• WHAT IS REQUIRED:
Your response should reproduce every line of the entries that contains the word "sender".
****************
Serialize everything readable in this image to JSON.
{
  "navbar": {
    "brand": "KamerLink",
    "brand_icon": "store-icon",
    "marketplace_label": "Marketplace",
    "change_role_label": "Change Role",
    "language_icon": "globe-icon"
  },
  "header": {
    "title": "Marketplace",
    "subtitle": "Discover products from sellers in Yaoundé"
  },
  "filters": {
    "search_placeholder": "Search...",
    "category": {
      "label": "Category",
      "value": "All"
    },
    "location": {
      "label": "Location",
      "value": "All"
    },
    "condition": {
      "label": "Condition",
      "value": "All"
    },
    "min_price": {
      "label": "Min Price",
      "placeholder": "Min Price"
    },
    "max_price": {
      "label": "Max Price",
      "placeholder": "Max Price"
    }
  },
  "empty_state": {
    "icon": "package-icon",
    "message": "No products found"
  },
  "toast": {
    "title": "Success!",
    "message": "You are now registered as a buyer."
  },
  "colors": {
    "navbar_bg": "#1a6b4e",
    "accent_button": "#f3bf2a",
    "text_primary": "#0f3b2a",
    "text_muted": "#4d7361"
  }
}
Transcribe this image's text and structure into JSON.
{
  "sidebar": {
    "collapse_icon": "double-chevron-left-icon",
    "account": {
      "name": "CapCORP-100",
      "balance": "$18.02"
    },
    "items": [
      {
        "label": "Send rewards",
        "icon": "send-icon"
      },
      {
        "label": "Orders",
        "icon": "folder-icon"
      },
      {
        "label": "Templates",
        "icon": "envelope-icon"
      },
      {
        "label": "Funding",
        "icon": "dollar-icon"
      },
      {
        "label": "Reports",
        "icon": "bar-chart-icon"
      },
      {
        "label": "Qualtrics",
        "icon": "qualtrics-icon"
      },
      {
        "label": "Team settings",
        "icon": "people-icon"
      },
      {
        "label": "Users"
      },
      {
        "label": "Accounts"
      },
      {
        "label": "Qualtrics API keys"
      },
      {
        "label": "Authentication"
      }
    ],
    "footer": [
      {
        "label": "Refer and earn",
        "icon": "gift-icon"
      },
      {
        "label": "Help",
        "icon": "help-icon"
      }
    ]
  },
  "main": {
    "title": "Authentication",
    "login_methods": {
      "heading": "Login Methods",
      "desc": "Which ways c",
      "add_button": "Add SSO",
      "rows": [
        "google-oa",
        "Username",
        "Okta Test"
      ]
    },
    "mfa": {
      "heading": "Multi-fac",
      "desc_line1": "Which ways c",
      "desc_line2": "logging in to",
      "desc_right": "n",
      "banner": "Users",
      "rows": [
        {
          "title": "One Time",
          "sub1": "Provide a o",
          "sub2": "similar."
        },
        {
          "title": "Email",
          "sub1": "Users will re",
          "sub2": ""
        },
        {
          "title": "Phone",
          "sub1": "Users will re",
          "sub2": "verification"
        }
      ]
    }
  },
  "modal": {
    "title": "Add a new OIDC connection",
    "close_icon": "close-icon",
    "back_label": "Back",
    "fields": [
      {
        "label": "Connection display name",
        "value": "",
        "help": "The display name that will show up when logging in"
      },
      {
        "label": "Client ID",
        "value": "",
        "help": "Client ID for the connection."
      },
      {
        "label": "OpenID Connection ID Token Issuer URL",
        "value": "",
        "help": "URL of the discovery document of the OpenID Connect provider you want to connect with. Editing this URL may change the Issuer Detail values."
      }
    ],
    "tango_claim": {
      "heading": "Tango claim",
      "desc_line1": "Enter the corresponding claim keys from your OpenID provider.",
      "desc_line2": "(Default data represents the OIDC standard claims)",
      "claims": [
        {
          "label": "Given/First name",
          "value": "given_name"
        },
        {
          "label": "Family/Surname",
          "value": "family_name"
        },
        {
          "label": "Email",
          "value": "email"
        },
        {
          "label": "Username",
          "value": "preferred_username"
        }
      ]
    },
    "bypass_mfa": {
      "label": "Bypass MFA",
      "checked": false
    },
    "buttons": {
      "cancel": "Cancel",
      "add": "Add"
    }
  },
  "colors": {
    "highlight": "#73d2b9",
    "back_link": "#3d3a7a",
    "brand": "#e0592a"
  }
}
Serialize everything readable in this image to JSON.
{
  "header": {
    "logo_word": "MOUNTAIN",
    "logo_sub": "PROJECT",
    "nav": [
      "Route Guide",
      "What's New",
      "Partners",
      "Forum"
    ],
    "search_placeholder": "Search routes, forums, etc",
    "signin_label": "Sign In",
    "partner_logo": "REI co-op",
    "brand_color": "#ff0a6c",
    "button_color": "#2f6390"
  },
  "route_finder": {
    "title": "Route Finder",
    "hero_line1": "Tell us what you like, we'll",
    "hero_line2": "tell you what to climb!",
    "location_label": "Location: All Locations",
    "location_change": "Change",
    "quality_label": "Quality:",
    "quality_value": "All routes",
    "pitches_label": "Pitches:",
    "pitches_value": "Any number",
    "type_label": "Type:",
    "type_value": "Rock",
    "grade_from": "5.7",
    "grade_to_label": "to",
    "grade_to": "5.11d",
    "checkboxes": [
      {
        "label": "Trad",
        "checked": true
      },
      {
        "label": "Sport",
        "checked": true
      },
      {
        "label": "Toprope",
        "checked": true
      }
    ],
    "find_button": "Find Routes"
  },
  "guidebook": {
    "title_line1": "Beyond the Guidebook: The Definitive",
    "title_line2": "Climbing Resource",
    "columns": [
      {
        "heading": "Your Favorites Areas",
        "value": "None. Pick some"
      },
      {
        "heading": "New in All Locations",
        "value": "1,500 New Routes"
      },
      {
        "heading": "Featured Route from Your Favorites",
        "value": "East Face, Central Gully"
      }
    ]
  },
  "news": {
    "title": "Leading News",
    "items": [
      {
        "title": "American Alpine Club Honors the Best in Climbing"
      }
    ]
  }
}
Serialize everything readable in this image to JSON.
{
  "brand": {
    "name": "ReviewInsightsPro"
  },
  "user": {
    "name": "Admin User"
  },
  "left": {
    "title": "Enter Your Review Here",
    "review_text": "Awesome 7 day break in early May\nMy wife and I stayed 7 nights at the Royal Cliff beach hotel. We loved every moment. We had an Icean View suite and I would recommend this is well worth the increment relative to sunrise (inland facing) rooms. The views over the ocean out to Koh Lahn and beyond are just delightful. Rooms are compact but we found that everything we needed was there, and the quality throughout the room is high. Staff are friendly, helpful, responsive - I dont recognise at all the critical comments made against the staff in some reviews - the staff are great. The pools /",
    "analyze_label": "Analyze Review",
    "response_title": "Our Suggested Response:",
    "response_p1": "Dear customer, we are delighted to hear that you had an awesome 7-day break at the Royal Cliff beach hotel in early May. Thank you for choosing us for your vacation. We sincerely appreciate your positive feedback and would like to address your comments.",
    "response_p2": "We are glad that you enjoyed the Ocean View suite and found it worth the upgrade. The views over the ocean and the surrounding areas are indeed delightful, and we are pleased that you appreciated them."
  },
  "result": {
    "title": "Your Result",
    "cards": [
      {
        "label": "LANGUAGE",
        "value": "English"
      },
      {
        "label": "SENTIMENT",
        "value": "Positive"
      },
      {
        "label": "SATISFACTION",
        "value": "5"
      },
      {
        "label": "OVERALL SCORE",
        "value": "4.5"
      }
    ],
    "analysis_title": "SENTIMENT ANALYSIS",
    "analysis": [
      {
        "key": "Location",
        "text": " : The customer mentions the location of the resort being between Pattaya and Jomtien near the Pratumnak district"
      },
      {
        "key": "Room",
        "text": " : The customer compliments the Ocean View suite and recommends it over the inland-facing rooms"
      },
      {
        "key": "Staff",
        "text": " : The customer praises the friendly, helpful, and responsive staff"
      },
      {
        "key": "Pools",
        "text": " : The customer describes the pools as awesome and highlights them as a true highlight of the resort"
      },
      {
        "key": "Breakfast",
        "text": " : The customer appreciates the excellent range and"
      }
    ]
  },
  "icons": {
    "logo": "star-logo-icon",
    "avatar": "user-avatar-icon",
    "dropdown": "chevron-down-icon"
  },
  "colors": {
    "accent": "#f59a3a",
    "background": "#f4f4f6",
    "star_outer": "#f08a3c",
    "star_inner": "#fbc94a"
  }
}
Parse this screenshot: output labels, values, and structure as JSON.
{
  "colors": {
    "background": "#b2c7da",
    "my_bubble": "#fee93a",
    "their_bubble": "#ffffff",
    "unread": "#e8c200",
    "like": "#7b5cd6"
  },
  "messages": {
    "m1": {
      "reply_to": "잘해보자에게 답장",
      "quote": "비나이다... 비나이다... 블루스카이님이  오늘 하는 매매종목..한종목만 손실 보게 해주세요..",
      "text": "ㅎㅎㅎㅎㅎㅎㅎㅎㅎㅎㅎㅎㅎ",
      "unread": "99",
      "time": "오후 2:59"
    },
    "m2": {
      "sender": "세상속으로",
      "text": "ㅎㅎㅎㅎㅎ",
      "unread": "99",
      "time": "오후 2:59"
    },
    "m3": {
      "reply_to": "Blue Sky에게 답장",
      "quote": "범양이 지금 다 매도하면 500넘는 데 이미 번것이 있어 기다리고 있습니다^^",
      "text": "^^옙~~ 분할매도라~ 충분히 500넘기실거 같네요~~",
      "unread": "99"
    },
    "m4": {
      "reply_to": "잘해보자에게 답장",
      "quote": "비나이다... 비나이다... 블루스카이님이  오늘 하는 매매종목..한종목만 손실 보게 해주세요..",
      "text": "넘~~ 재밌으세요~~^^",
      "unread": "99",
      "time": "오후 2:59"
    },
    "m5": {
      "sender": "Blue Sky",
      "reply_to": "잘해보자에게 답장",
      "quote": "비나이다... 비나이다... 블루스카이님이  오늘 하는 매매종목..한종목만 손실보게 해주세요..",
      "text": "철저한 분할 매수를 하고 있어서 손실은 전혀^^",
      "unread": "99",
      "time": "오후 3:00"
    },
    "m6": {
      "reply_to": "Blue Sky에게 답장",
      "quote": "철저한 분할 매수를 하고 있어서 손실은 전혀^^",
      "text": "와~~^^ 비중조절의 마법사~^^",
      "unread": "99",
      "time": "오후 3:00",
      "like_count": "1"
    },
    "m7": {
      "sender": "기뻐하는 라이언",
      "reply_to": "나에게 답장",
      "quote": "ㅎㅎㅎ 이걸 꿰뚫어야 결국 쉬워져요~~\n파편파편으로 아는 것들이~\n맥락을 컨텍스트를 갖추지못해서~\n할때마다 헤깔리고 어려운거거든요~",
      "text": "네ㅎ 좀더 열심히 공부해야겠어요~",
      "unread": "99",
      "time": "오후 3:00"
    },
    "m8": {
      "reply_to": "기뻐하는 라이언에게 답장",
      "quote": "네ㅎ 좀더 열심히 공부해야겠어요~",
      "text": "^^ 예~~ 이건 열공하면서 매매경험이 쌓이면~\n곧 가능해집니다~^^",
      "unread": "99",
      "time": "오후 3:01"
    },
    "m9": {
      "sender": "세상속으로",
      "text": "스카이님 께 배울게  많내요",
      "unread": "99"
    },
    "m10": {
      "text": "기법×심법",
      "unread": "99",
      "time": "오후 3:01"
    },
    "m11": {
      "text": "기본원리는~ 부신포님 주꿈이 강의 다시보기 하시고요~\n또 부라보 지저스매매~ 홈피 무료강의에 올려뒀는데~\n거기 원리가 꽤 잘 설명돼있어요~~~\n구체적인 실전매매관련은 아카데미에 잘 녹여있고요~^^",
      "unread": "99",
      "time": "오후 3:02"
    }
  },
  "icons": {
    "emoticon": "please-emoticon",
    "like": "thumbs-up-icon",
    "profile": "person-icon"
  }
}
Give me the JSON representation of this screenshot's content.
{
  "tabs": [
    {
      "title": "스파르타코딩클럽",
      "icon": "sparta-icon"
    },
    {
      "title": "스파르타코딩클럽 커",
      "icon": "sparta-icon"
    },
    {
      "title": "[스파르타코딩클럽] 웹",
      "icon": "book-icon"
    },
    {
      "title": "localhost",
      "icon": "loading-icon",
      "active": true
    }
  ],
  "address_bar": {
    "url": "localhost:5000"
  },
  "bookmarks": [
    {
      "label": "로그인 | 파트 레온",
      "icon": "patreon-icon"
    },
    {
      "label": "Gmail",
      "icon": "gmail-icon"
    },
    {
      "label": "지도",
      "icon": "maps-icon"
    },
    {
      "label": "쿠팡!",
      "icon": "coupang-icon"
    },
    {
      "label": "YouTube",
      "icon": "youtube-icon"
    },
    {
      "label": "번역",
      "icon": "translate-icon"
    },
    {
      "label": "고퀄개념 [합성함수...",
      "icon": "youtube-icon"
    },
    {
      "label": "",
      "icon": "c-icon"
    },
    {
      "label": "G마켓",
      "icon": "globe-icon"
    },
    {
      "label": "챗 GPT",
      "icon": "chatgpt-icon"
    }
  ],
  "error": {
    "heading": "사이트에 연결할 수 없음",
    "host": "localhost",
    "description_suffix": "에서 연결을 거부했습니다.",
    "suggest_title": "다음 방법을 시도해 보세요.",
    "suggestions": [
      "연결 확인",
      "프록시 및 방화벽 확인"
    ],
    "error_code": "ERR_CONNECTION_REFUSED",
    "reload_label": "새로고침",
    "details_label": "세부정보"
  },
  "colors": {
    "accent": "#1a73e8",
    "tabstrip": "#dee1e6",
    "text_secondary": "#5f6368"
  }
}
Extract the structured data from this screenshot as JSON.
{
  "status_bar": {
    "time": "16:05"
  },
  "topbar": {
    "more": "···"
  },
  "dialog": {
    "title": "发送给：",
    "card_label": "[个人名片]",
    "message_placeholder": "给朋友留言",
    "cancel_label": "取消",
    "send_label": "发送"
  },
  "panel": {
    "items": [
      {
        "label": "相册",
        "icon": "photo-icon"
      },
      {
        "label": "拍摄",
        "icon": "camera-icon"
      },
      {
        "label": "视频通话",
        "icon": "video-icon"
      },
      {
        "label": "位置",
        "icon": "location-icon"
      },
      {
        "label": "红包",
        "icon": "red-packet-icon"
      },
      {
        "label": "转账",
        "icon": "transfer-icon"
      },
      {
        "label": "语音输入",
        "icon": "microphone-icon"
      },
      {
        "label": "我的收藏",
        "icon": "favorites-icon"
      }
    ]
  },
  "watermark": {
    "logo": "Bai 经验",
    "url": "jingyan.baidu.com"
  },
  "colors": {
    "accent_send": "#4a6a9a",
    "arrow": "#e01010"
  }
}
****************
• YOUR SOLUTION:
      "sender": "세상속으로",
      "sender": "Blue Sky",
      "sender": "기뻐하는 라이언",
      "sender": "세상속으로",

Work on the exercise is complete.